Terrorism is not exclusive of authoritarian and repressive regimes, we can also see this problem in democratic societies . It can be said that these terrorist organizations can operate in democratic regimes without much surveillance, which makes these societies easy targets of these groups.
The international community is divided on this issue, while some nations can sympathize with their political objectives, other nations, such as those victimized by these groups, are looking for viable solutions to this issue. In the case of the bombing of the Pan American flight 103 over Lockerbie Scotland, the Security Council adopted the same stance on terrorism and drafted a resolution which called for "research and action" directed towards the means of detecting plastic or sheet explosives.
Furthermore, Britain and the United States claimed to have evidence which implicated two Lybians in the bombing of flight 103. They issued a warrant for their arrest, however, Lybia denied that any of its nationals were involved in any terrorist incident.
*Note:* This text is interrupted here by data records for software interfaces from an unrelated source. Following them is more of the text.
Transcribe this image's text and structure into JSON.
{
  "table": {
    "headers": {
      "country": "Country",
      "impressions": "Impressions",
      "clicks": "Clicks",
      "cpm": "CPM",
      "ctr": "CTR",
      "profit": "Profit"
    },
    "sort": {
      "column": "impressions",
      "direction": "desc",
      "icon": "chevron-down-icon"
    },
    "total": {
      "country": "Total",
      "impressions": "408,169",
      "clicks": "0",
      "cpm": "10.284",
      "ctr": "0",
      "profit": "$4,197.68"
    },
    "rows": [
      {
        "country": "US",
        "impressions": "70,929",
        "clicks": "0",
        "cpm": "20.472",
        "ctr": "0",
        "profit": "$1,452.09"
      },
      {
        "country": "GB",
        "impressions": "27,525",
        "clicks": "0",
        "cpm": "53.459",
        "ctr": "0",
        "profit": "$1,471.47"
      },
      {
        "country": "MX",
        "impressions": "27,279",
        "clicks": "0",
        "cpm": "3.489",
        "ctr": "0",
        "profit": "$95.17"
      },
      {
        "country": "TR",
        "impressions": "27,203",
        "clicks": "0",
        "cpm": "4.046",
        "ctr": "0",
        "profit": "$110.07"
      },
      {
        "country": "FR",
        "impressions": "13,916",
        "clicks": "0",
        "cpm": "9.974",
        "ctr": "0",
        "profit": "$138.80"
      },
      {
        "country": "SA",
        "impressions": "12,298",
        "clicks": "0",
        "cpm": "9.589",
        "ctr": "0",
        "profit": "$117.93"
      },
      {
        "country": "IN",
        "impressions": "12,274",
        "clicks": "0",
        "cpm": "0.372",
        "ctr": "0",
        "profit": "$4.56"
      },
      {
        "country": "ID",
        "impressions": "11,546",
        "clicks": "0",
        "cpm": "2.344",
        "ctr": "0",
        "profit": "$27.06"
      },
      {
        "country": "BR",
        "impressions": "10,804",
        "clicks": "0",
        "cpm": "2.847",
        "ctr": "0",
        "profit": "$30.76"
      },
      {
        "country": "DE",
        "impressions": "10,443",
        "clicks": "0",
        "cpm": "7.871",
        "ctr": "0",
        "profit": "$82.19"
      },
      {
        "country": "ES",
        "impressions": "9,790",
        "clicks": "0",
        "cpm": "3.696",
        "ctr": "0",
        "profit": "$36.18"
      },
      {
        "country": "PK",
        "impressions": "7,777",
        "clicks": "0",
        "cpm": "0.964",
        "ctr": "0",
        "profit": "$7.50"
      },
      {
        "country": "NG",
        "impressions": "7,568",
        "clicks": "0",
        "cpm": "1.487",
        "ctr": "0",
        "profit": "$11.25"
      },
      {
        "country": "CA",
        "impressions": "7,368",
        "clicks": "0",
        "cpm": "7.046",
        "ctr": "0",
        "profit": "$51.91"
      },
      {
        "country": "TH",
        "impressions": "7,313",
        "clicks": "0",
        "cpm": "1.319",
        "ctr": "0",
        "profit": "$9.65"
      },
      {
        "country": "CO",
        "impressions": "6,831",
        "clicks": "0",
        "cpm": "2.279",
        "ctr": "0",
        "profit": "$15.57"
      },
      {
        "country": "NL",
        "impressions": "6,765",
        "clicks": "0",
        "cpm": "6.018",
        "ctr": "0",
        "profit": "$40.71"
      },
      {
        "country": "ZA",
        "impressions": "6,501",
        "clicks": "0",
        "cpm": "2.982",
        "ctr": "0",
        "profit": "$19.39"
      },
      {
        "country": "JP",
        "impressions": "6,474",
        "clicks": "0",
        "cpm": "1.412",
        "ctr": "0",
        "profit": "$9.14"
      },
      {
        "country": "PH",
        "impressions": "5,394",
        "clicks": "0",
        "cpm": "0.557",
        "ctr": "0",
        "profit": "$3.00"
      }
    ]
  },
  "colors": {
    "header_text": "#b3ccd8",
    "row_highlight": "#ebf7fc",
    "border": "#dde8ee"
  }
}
Other nations condone their presence, such as Italy which refused the extradiction of Abu Abbas and a Palestinian colleague to the United States because of their participation in the Achille Lauro highjacking and the assassination of an American passenger. Italy not only refused, but allowed them to flee to Yugoslavia.
For this reason, perhaps, few cases are brought to the attention of the Security Council. However, those that are brought to their attention, such as in the case of Israel's complaints that its Arab neighbors were "harboring terrorist gangs," are sometimes symbolic in nature, because Israel did not ask the Security Council to take any action in particular.
The Resolutions by the General Assembly on the issue of international terrorism, has been handed over to all the nation states, "to fulfill their obligation under international law to refrain from organizing, instigating, or participating in terrorist acts in other states, or acquiescing in or encouraging activities within their territories ."
What should be done in the case of Iran and Sudan for example, which have outwardly promoted and supported terrorist acts? Or with the issue of state terrorism? The U.S State Department estimates that there are more than 600 international terrorist acts a year. Moreover, of these acts only 16 have been brought to the Security Council over the years. The question still lingers: What should the United Nations do to combat and punish terrorist acts? Following are a series of issues to be addressed.
1. The examples used in this paper are not the only ones that can be discussed and included into the issue of International Terrorism. The Middle East is not the only region where terrorism is a problem. The (FLQ), Front de Libération du Quebec in Canada, the IRA (Irish Republican Army) in the British Isles or any other group for that matter, which any nation sees as terrorist, can be part of the debate.